– The IAW Board should ask our members to lobby their governments, in order to take into account, the following:
Policy Recommendations concerning our economy
- Reshaping our economy by taking a feminist approach
– Take full account of the contribution that women are already making to the economy. / Strive for the well-being of women and men, girls and boys at all levels /ensure decent work conditions for all workers across all care sectors/. /Take a care centered approach investing in public services of quality and accessible as well as universal social protection and comprehensive public infrastructure/. Embrace feminist values like solidarity, equality, non-discrimination with particular attention to intersectionality / Value unpaid work, accountability and transparency / Offer a holistic approach linking economies to well-being and consider everybody’s activities as contributing to the economy.
– A gender mainstreaming and human rights approach needs to be incorporated in all financial policies and institutions.
– In conclusion, according to feminist economics, the economy should be redefined, on the basis of how society is or might be organized to meet people’s needs and wants and thus to reproduce itself.

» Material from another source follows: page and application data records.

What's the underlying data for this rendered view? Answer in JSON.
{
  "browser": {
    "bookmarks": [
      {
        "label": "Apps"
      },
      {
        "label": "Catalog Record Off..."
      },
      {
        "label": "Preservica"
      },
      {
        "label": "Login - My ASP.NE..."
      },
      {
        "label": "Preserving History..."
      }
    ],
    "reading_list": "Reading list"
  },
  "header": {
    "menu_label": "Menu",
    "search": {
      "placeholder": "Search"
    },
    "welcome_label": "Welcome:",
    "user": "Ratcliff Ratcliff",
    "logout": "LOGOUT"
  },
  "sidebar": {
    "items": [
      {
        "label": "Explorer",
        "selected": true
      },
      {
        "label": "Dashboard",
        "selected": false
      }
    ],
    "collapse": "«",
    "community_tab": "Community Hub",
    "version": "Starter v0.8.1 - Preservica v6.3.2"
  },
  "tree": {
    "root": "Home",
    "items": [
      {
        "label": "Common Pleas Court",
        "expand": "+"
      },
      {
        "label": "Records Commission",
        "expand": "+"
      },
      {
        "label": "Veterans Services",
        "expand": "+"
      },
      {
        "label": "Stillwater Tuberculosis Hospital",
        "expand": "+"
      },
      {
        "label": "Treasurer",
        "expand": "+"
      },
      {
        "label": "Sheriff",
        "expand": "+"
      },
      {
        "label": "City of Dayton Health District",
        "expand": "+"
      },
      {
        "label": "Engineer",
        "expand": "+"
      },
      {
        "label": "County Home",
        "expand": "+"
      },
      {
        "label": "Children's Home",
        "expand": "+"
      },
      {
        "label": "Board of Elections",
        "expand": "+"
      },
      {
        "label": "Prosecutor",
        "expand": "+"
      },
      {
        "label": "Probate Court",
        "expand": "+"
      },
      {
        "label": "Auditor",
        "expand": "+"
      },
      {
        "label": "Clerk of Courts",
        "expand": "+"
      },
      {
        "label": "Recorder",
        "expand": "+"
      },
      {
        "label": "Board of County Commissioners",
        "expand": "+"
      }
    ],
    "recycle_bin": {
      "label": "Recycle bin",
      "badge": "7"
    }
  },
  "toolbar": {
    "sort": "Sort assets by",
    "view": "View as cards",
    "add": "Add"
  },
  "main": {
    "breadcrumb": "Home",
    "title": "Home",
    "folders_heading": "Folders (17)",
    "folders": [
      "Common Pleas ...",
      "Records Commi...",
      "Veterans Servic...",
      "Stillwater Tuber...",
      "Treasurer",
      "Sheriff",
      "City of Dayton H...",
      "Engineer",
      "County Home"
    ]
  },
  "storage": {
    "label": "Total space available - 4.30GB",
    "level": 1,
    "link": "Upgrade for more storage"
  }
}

- Gender inequality in unpaid care work is the missing link in the analysis of related to gender gaps in labour outcomes:
- a. Unpaid care work and female labour force participation. The amount of time devoted to unpaid care work is negatively correlated with female labour force participation.
- Unpaid care work and equality of employment. The unequal amount of time spent by women on unpaid care work increases the probability that they will be engaged in part time or in vulnerable employment.
- Unpaid care work and gender wage gaps.
In countries where women spend a large amount of time on unpaid care work and there is a large gender gap in time spent, the gender gap in hourly wage is also higher.
- The role of social norms in explaining gender inequalities.
- Where social institutions discriminate highly against women, women’s role in society is restricted to reproductive and domestic functions, with women performing more unpaid care work than men.
- When discrimination in social institutions is lower, the distribution of caring responsibilities between gender is more equal, a fact which encourages gender roles to evolve allowing for the share of unpaid care work to be redistributed between the genders.